By Deborah Yaffe, Mar 6 2017 02:00PM
Say what you will of Isabelle de Montolieu: The woman had chutzpah.
In 1816, de Montolieu, a successful Swiss novelist, published her translation of Sense and Sensibility, the first full-length French translation of an Austen novel. In a diverting recent blog post, the British Library – which owns a first edition of Montolieu’s work – describes the results. As the blog’s headline puts it, de Montolieu, along with the early French translators of three other Austen novels, turned our favorite writer into “an irony-free zone.”
In a preface, de Montolieu, who the blog tells us was at the time more famous than Austen, promised the reader that her translation was "reasonably faithful until the end, where I have allowed myself, as is my custom, a few slight changes which I have deemed necessary." Yes, you're quite right to be alarmed: de Montolieu deemed it necessary that Willoughby’s wife should die and that he should repent of his evil deeds and marry the seduced-and-abandoned Eliza, saving her from the fires of hell.
Now don’t you wish Jane Austen had thought of that?
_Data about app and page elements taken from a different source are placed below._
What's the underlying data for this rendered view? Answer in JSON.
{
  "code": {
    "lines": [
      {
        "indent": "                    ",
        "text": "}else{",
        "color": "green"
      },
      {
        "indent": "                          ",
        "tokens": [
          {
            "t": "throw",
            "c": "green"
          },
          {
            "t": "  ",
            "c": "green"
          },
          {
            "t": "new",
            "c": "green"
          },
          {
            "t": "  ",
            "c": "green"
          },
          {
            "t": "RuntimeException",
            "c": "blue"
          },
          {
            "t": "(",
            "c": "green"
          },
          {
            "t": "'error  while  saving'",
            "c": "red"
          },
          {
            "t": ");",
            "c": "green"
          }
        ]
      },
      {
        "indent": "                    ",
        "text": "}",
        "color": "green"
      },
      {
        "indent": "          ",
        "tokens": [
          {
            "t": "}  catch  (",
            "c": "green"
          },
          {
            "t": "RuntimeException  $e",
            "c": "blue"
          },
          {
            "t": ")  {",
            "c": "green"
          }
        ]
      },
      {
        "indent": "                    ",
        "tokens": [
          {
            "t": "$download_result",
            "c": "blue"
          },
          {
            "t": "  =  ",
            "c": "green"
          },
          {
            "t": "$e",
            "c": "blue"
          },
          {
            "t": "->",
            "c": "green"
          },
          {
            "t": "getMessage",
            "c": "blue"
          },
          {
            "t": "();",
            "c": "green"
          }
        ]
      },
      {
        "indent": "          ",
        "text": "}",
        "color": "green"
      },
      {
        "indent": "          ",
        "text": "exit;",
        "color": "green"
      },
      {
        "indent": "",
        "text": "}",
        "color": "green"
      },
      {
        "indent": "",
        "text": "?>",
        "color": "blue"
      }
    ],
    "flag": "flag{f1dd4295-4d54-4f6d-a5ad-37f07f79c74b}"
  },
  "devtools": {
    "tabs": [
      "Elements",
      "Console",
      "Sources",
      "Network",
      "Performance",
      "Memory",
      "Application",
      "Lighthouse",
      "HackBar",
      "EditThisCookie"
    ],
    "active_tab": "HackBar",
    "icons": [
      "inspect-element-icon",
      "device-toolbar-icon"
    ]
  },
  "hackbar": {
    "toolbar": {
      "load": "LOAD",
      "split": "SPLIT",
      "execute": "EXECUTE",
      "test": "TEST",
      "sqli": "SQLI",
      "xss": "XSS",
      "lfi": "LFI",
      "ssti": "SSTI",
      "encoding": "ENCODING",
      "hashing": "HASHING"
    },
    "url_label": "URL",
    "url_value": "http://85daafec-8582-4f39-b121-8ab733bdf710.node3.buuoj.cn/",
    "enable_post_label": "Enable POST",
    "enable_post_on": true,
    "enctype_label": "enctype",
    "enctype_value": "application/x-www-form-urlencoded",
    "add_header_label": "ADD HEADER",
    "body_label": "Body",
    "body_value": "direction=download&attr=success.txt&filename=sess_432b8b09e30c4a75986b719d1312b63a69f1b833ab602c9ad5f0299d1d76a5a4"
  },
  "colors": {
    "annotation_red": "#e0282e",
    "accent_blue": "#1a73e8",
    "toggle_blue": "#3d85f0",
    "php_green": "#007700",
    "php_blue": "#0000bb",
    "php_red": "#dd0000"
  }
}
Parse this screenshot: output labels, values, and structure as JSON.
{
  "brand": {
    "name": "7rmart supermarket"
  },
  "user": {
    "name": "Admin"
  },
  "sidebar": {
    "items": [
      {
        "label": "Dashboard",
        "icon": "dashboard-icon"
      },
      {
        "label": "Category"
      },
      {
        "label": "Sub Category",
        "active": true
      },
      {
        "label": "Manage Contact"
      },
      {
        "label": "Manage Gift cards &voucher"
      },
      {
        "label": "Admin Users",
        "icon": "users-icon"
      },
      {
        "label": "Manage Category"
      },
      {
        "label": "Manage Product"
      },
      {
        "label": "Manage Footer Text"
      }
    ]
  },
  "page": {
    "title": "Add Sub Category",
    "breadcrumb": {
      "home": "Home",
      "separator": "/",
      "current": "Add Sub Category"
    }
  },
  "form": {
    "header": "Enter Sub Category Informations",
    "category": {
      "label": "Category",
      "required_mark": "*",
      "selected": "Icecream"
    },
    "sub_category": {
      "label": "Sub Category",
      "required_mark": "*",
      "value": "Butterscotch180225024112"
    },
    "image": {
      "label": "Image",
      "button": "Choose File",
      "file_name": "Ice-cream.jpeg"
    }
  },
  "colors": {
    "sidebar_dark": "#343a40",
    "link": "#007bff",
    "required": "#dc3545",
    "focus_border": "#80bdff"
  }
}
Thank goodness de Montolieu came along to turn her into an altogether more conventional and less interesting writer!
As the British Library succinctly puts it, “This early French Jane Austen is a somewhat formulaic novelist of sensibility devoid of her trademark sense of irony and social satire.” Talk about lost in translation.